Mathematics Stack Exchange is a question and answer site for people studying math at any level and professionals in related fields. Join them; it only takes a minute:

Sign up
Here's how it works:
  1. Anybody can ask a question
  2. Anybody can answer
  3. The best answers are voted up and rise to the top

Suppose you have N numbers, A1 .. An, you calculate all sums of 2, e.g A1 + A2, A1 + A3 etc., and name them S12, S13 etc., so you end up with n * (n - 1) / 2 sums,

My question is, given all these sub sums, how can I recover those N numbers,

If I have only 3 numbers, that's easy,

A1 = (S12 + S13 + S23) / 2 - S23
A3 = (S12 + S13 + S23) / 2 - S12
A2 = (S12 + S13 + S23) / 2 - S13

But when it comes more than 3 numbers, is there a more general formula that would work ? It looks like solving some complexed equation with linear algebra, but I'm not sure

share|cite|improve this question

Compute $A_1$ using your method : $A_1 = \frac{S_{12} + S_{13} - S_{23}}2$

After that use : $\ A_{n+1}=S_{n,n+1}-A_n$

share|cite|improve this answer

Edit: Original version of this answer contained several mistakes. Hopefully I've cleared those out.

First you can compute the sum of all $n$ of the $a_i$; let's call this sum $S$. If you add up all the $s_{ij}$, you'll have added up each number $n-1$ times, so the result will be $(n-1)S$, and you can divide to find $S$.

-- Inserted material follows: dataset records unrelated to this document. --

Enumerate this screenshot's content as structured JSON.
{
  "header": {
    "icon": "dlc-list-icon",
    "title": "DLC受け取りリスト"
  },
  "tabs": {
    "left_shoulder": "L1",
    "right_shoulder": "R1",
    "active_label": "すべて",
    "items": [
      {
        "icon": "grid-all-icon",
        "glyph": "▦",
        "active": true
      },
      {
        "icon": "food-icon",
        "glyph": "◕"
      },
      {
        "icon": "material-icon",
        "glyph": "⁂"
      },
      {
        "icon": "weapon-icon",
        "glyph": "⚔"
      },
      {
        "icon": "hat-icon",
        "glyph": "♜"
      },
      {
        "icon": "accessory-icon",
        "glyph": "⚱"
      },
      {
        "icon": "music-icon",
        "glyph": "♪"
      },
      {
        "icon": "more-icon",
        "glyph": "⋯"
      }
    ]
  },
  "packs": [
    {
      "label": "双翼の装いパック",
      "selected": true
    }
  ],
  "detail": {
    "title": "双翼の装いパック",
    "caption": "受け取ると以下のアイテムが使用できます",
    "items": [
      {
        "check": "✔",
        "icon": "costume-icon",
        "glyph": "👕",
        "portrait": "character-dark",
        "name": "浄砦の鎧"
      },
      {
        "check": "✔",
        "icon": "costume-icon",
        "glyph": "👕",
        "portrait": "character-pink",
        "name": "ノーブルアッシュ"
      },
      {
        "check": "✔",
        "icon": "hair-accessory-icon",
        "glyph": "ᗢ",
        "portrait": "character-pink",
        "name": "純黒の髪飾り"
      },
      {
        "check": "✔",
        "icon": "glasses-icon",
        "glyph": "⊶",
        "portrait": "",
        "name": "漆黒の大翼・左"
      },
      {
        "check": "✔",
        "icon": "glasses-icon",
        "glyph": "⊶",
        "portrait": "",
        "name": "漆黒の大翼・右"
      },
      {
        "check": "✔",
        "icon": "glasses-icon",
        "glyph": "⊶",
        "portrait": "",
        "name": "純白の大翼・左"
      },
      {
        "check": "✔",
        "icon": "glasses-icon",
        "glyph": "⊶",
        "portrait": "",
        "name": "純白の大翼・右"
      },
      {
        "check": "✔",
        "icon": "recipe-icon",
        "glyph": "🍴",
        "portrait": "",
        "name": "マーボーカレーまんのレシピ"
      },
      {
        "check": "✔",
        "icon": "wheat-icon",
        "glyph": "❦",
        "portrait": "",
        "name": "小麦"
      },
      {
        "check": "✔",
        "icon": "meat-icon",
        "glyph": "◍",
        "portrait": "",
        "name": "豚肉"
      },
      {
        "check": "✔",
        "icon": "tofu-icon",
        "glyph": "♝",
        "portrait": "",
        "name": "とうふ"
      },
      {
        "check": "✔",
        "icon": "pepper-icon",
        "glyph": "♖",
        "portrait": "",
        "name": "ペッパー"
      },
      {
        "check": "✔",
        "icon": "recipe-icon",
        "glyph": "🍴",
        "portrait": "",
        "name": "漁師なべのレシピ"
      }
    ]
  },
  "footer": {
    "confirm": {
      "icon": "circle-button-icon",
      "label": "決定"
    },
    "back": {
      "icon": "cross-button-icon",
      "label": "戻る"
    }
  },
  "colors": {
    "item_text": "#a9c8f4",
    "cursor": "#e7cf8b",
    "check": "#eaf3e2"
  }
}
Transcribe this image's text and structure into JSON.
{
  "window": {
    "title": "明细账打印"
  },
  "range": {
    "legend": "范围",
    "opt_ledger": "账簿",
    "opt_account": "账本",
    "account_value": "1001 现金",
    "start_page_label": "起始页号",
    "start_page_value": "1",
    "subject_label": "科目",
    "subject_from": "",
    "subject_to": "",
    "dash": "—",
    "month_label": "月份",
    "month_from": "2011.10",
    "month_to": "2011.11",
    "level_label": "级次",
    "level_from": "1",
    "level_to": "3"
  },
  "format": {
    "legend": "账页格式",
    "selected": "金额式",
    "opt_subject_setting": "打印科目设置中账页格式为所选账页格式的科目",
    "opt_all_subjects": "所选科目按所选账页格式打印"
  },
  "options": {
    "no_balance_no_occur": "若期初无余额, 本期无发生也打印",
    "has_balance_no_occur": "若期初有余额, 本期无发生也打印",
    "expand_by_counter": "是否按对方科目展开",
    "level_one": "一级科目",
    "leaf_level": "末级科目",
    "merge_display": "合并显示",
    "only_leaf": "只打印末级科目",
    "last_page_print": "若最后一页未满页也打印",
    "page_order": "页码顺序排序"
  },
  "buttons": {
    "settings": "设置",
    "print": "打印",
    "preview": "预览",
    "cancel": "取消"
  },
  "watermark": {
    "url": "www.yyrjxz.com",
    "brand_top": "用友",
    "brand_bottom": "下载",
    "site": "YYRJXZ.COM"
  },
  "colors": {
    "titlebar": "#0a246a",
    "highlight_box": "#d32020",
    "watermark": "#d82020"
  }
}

Now if you want a particular $a_k$ -- well, what distinguishes it from the others? The $s_{kj}$ it appears in. So we'll add up all the $s_{kj}$; we add up all of them so we're not distinguishing any particular $a_i$ other than $a_k$. But if the others appear in an even mixture, this means we can use our computation of $S$ (which tells us what happens when each element appears in an even mixture). In this new sum we've just computed, each $a_i$ for $i\ne k$ will appear only once in the sum, but $a_k$ will appear $n-1$ times. Thus this sum is $S+(n-2)a_k$. Since you know $S$, you can solve for $a_k$.

If we put this all together, we find that $$a_k=\frac{\sum_j s_{kj}-\frac{\sum_{i<j} s_{ij}}{n-1}}{n-2}=\frac{1}{n-1}\sum_j s_{kj}-\frac{1}{(n-2)(n-1)}\sum_{\substack{i<j \\ i,j\ne k}}s_{ij}.$$

(Note that as per Raymond Manzoni's answer, this is way more information than needed to find each $a_i$; you've given us $\binom{n}{2}$ equations, when only $n$ are necessary. But this is the symmetric way of doing it.)

share|cite|improve this answer

Your Answer


By posting your answer, you agree to the privacy policy and terms of service.

Not the answer you're looking for? Browse other questions tagged or ask your own question.